Germany targets cleaner air in nation's port cities
THE German government is launching appropriate measures to promote shore-generated power in a move to provide cleaner air in the country's port cities
THE German government is launching appropriate measures to promote shore-generated power in a move to provide cleaner air in the country's port cities.
'Instead of burning fossil fuels to generate shipboard electric power, in future vessels in port should be using renewable shore-based energy,' said German economic minister, Peter Altmaier.
He confirmed that the premiers of Schleswig-Holstein and Hamburg and representatives of the state governments of Mecklenburg-Western Pomerania, Lower Saxony and Bremen, inked an agreement in Kiel listing the conditions for use of shore-generated power to provide cleaner air in German port cities.
The minister said: 'We aim to make German port cities cleaner. With these measures, we are making a significant contribution towards cleaner air and a reduction of CO2 and noise in port cities along the North Sea and Baltic coasts. We are also giving ports and shipowners planning certainty for expanding facilities and refitting ships.
'As an exporting country, Germany depends on sea transport. More and more people are also discovering the sea aboard cruise ships. So, we attach great importance to the commercial viability and competitiveness of our ports and shipping.'
Premier Daniel Gunther of Schleswig-Holstein commented: 'The memorandum is an initial, important step towards improving the commercial viability of shore-based power. The paper includes the reduction of the EU levy to 20 per cent favoured by Schleswig-Holstein. By mid-2020 we should have initiated the essential legal steps. I am expecting rapid implementation of what we have agreed.'
'Extensive use of shore-generated power during lay times in port will make maritime logistics in general more climate-friendly,' said the First Mayor of the Free and Hanseatic City of Hamburg, Dr Peter Tschentscher.
Use of shore-based power derived from renewable energy sources can substantially reduce emissions from ships during lay times in German seaports. However, since the costs are too high compared to those for power supply from the conventional sources.

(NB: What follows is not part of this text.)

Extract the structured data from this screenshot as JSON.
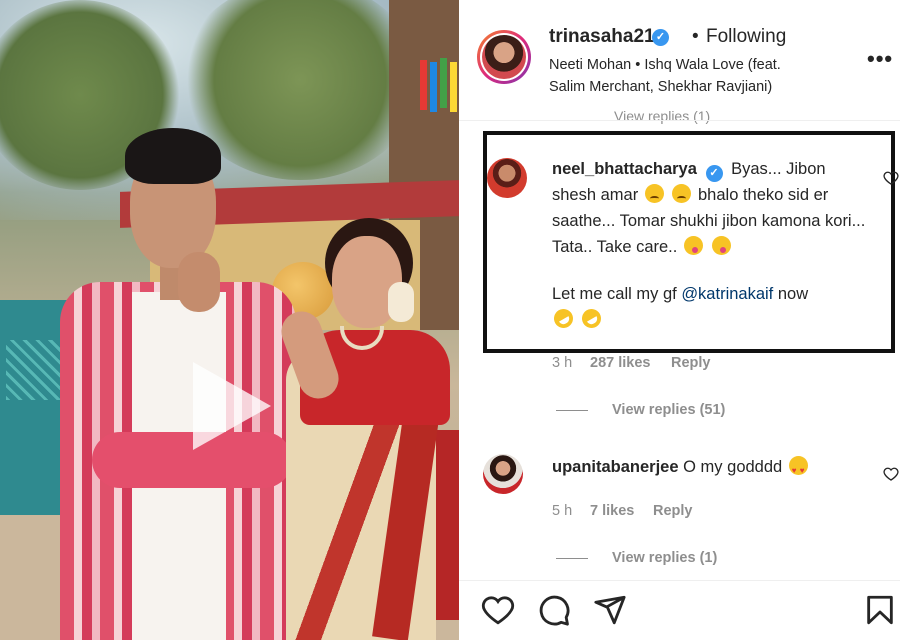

Among other things, the package of measures provides for rulings that make a start on reducing levies, as well as special network charges, for cruise liners, ferries and containerships.
'Compared to inland shipping, seagoing ships have to reckon with distinctly higher costs, since they consume considerably more electricity during longer port lay times. They can currently only secure a supply based on extremely unfavourable consumer profiles. At the same time, a programme of subsidies totalling EUR 140 million (US$155 million) should be in place from 2020 to assist states and ports in expanding essential port infrastructure,' according to a government statement.
Hamburg, Kiel and Rostock seaports are already planning far-reaching expansion. A shore power supply unit for ferry services entered service in Kiel in May. The measures announced should enable such units to be operated on a commercial basis.